*** Begin section ***

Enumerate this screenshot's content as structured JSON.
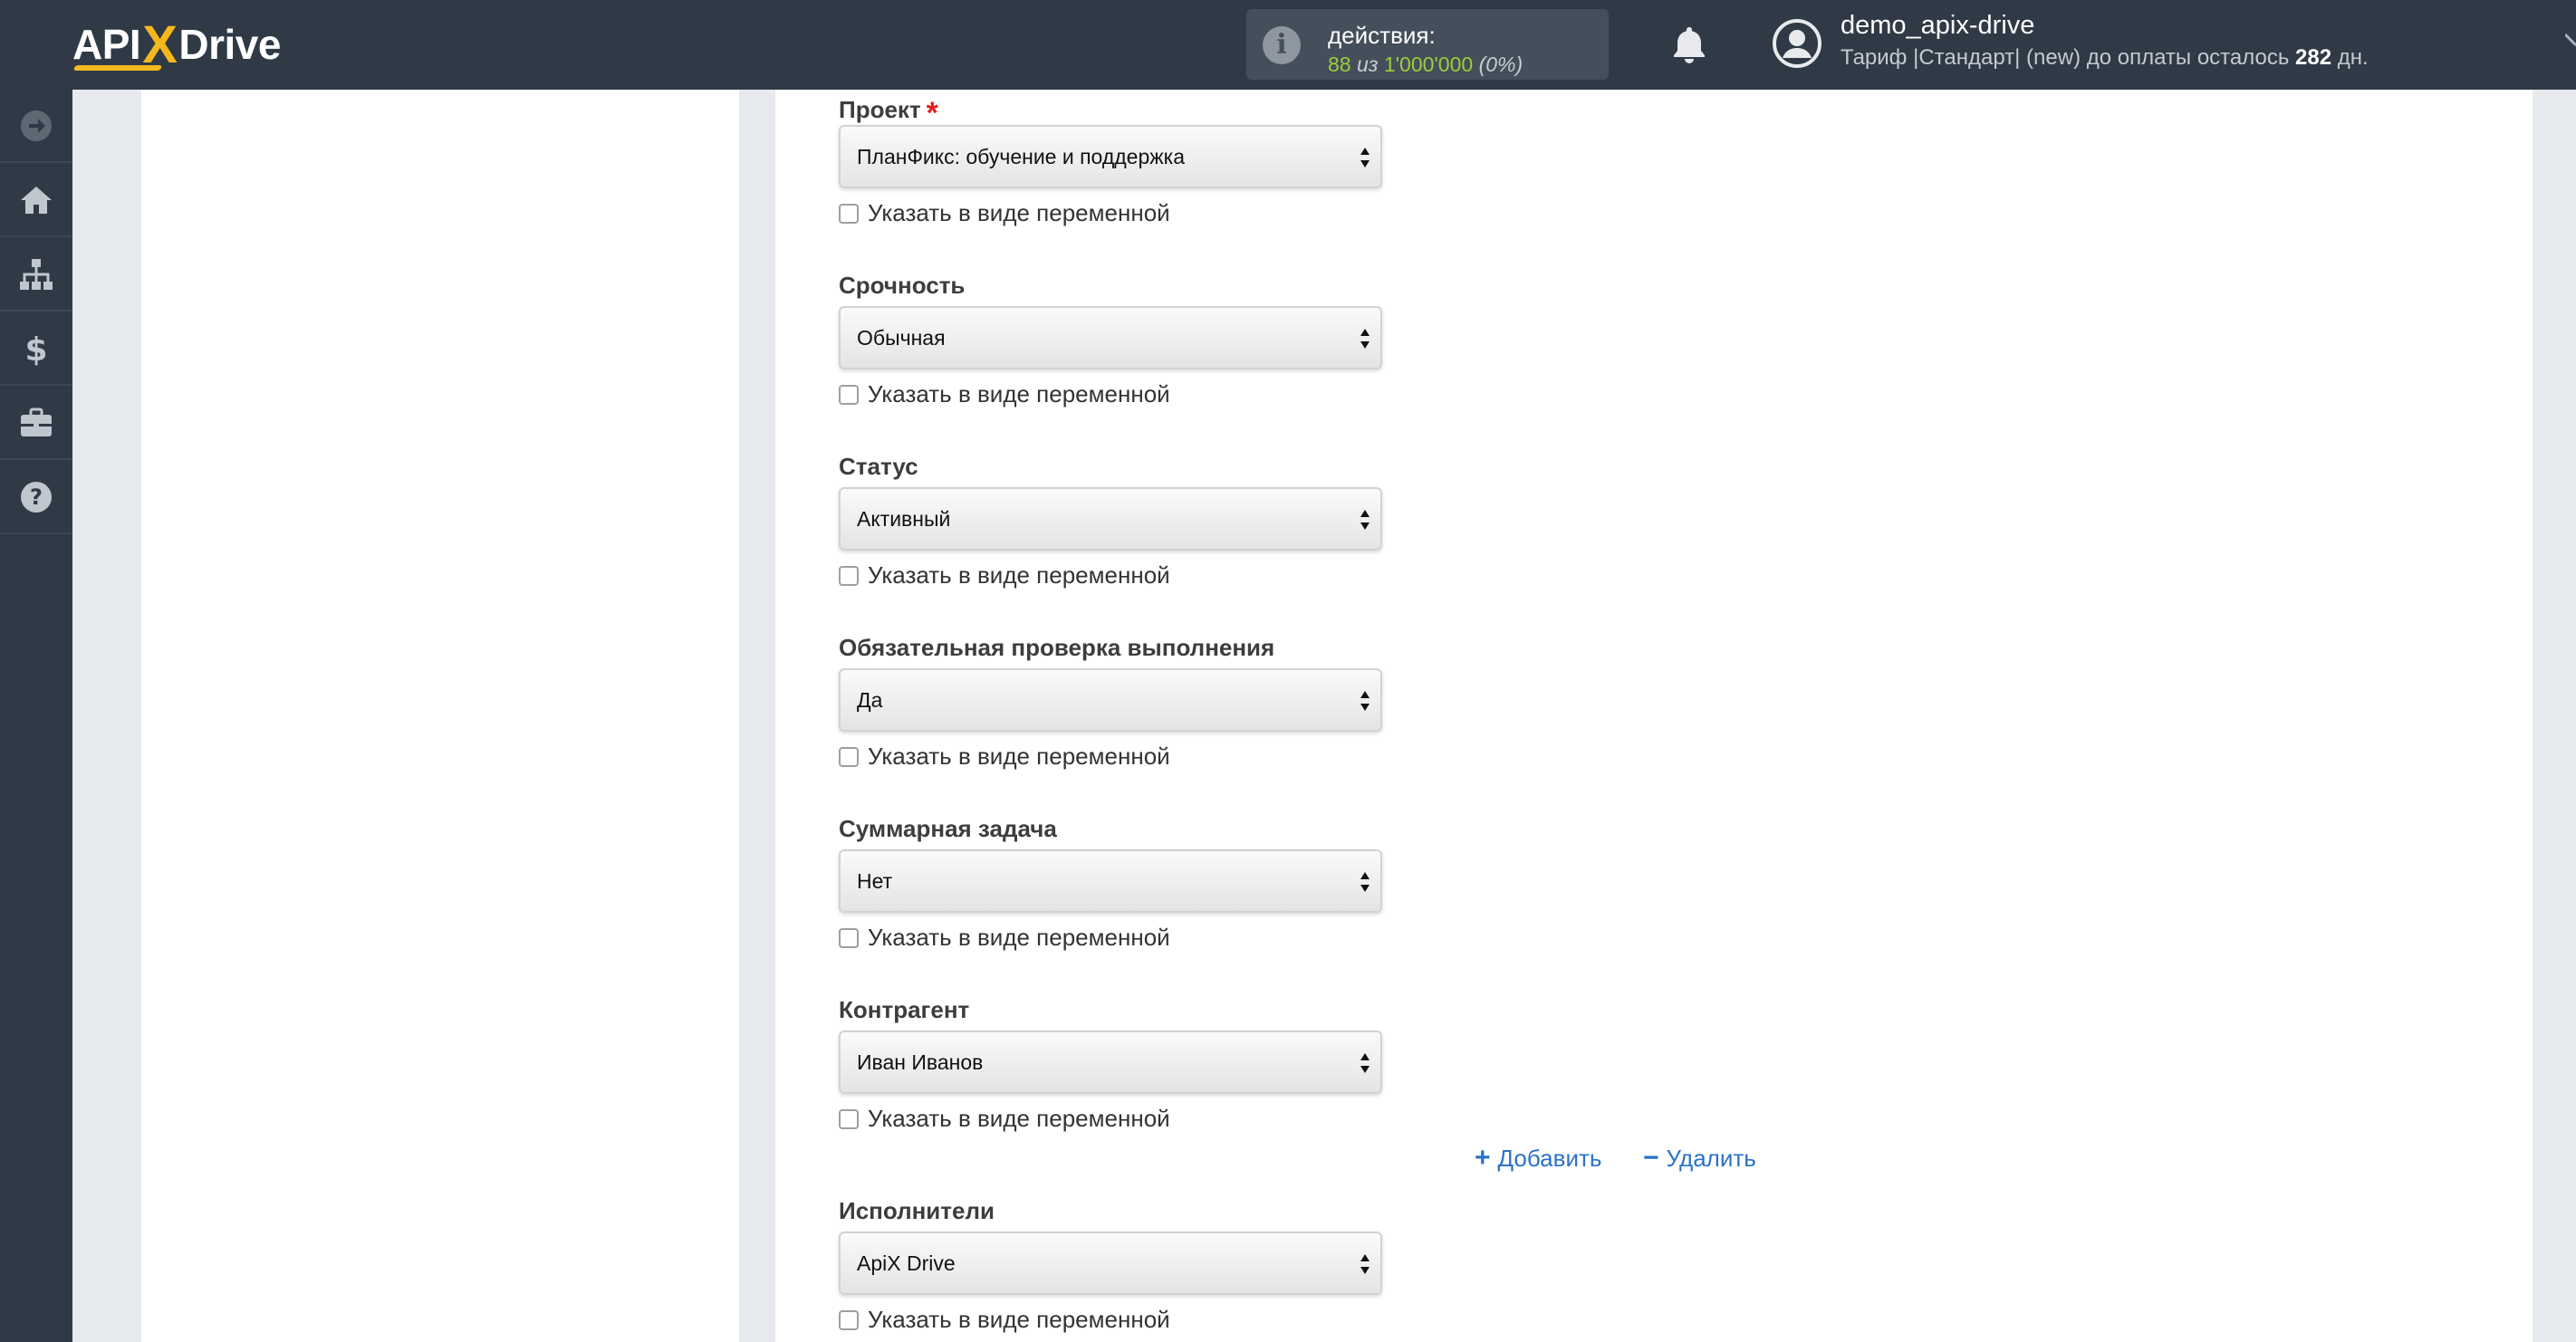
{
  "brand": {
    "logo_left": "API",
    "logo_x": "X",
    "logo_right": "Drive",
    "accent_color": "#f5b81c"
  },
  "header": {
    "actions_label": "действия:",
    "actions_used": "88",
    "actions_sep": "из",
    "actions_total": "1'000'000",
    "actions_percent": "(0%)",
    "username": "demo_apix-drive",
    "tariff_prefix": "Тариф |Стандарт| (new) до оплаты осталось",
    "tariff_days": "282",
    "tariff_suffix": "дн."
  },
  "sidebar": {
    "items": [
      {
        "icon": "arrow-right-circle-icon"
      },
      {
        "icon": "home-icon"
      },
      {
        "icon": "sitemap-icon"
      },
      {
        "icon": "dollar-icon"
      },
      {
        "icon": "briefcase-icon"
      },
      {
        "icon": "help-circle-icon"
      }
    ]
  },
  "form": {
    "var_label": "Указать в виде переменной",
    "fields": [
      {
        "label": "Проект",
        "required": "*",
        "value": "ПланФикс: обучение и поддержка"
      },
      {
        "label": "Срочность",
        "value": "Обычная"
      },
      {
        "label": "Статус",
        "value": "Активный"
      },
      {
        "label": "Обязательная проверка выполнения",
        "value": "Да"
      },
      {
        "label": "Суммарная задача",
        "value": "Нет"
      },
      {
        "label": "Контрагент",
        "value": "Иван Иванов"
      },
      {
        "label": "Исполнители",
        "value": "ApiX Drive"
      }
    ],
    "add_label": "Добавить",
    "remove_label": "Удалить",
    "add_symbol": "+",
    "remove_symbol": "−"
  }
}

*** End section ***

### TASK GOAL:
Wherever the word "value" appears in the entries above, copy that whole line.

### EXERCISE RESPONSE:
        "value": "ПланФикс: обучение и поддержка"
        "value": "Обычная"
        "value": "Активный"
        "value": "Да"
        "value": "Нет"
        "value": "Иван Иванов"
        "value": "ApiX Drive"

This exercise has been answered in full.